Social Justice in Plato and Aristotle

| No Comments | No TrackBacks
Was either Plato or Aristotle a crusader for social justice?

Plato and Aristotle (or any other ancient Greek) were not pursuing “social justice” in the activist sense. Could they respond, they would claim that justice is justice wherever it is to be found, and injustice is injustice in any context, and to look specifically at “social justice” in the sense of activism would be to miss the point. Aristotle, who wrote after Plato (and was familiar with Plato’s works), is far more systematic in his search for an understanding of justice. Whereas Plato uses dialogue and point-counterpoint argumentation to elucidate the subject, Aristotle approaches systematically, and often employs classification as a technique to aid understanding. Plato, speaking through Socrates, brings up a number of issues that stimulate our thinking on what is just and unjust, but the definition feels incomplete (something Plato indicates through the character of Thrasymachus who interjects that Socrates questions everything, but never gives his own definition)(Republic 336). So while Plato covers some interesting ground in establishing that good is good and bad is bad, it is Aristotle who reasons out how.

Plato and Aristotle were interested in transcendent truth, not the material improvement of one group or class of people relative to another. Socrates would immediately ask what is meant by “social justice” and how it differs from any other type of justice. (I can just imagine the dialogue Socrates would have with a modern leftist activist about truth and justice.) On the other hand, in as much as “social justice” is simply a sub-species of true or absolute justice, both Plato and Aristotle would be strong proponents. Their advocacy might look a bit different than modern activism, since they viewed the contemplative life as being preferable to the political life (Aristotle Ethics Book I Chapter 5). In fact Aristotle seems to anticipate the entire field of social justice in Book 5 of his Ethics.

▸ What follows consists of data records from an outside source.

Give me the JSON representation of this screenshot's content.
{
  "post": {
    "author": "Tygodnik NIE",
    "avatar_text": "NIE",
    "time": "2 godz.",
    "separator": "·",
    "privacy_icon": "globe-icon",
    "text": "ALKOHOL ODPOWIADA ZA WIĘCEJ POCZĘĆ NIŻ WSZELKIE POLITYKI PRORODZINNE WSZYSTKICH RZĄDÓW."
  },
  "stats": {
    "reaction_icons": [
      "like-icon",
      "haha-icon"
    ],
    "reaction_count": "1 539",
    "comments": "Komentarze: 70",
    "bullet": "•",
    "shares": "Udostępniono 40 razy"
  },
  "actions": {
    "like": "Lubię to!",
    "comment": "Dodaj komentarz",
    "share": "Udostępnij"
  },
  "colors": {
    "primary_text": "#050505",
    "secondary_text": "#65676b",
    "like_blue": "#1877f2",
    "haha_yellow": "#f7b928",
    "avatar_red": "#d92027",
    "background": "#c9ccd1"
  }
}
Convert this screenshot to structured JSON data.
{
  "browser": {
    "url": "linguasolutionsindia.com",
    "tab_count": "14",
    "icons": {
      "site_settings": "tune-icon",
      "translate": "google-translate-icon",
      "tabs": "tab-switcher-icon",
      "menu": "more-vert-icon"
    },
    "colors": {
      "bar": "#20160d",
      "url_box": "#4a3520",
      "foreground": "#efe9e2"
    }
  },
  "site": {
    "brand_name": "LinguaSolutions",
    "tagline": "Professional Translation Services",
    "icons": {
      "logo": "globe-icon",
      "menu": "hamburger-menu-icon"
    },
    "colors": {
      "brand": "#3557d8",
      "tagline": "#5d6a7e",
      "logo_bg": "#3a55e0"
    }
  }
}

First he inadvertently raises the question whether the lawful is always just (Book 5 Chapter 2) and while he does not directly address the possibility, his definition allows for unjust laws. Then in his definition of one of the two particular forms of justice as proportionate distribution of a common share, and of all justice as being “the proportional” (Book 5 Chapters 2 and 3) he establishes a framework for “social justice” to be the proper, or proportionate distribution of common assets. From the social view, the weakness in Aristotle’s definition is that reasonable people might disagree on what the proper proportion might be in the distribution of common assets among various social groups. Thus his definition can be employed by reformers as well as reactionaries. Put another way, if Aristotle advocates giving each person in society their due (Book 5 Chapter 9) the real problem is agreeing on what is due each person, not on the principle Aristotle has articulated. From this follows the observation that Aristotle has set up a system of analysis for the concept of justice that can be applied by any individual infallibly. A problem arises when people possessing different values apply his system and come to different conclusions. The problem then is not that the system is faulty, but that the value inputs differ. The fact that Aristotle himself believed that there was only one correct set of values – his – does not make his system any less applicable by people holding modern beliefs and values, hence his ongoing relevancy.

No TrackBacks

TrackBack URL: http://www.danielhindes.com/cgi-bin/mt/mt-tb.cgi/52

Leave a comment

About this Entry

This page contains a single entry by Daniel Hindes published on November 27, 2007 6:53 PM.

Are collective moral constructs for the masses is an unattainable goal? was the previous entry in this blog.

Stenography and Steiner is the next entry in this blog.

Find recent content on the main index or look in the archives to find all content.